Travis is so redeemed that even Betsy reconciles with him. She happens to get into his cab while going home one night. You'd think that if you found out your stalker had killed multiple people, you'd run as soon as you saw him. But instead (as per action genre rules) she treats his capacity for violence as validating. The two talk briefly, she is complimentary and a little wistful. When she gets out of the cab he gallantly refuses to let her pay, shifting him subtly from dangerous stalker misogynist to stoic, rueful, but sympathetic spurned lover.
One possible message of Taxi Driver is the one Alan Moore intended as the message of Rorschach: our brutal antiheroes are terrible people, and our love of them shows a basic moral failure in our culture. But you could also read Taxi Driver as telling us something more congruent with genre pleasures. Travis Bickle, as a hero, shows us not that our model of heroism is flawed, but rather that heroes are difficult complicated people, and that the line between hero and villain is thin and sharp as a knife-edge. Travis could have been a monster, but instead, mostly from sheer luck, he ended up turning his powers to good, like Dirty Harry or Batman.

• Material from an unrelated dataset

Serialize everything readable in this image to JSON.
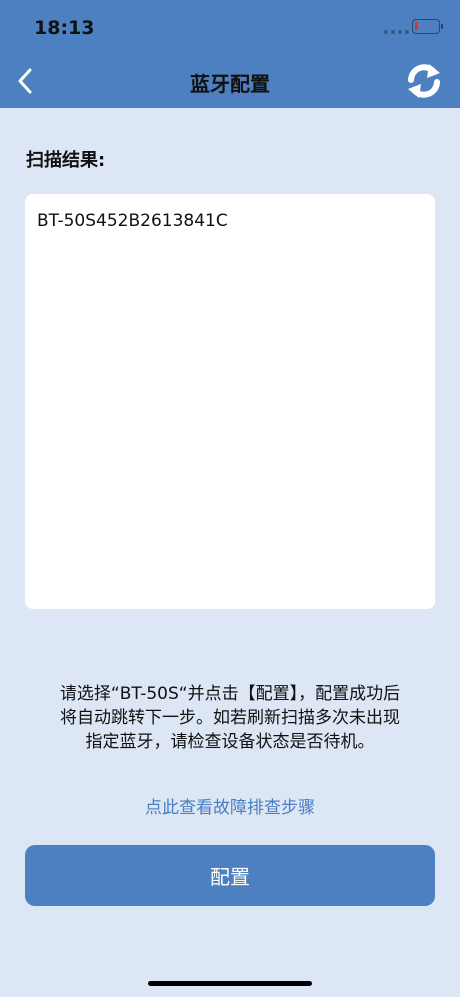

In this sense, Watchmen, and the execrableThe Joker aren't misreading Taxi Driver. They're faithfully following through on Scorsese's blueprint. All offer a critique of heroic vigilante violence which makes that violence nastier, more grimily realistic, and therefore awesomer.
Scorsese recently lambasted MCU films. He argued for a "cinema of human beings trying to convey emotional, psychological experiences to another human being." The irony is that Taxi Driver conveys the same emotional psychological experience as a lot of MCU films: specifically, the experience of a beaten down, unsavory schlub who achieves empowerment through sexualized rescue fantasies and an orgy of violence. The MCU hasn't abandoned cinema as Taxi Driver meant it to be. On the contrary, if stunted, violent boy-men rule our cineplexes, it's at least in part Scorsese's fault.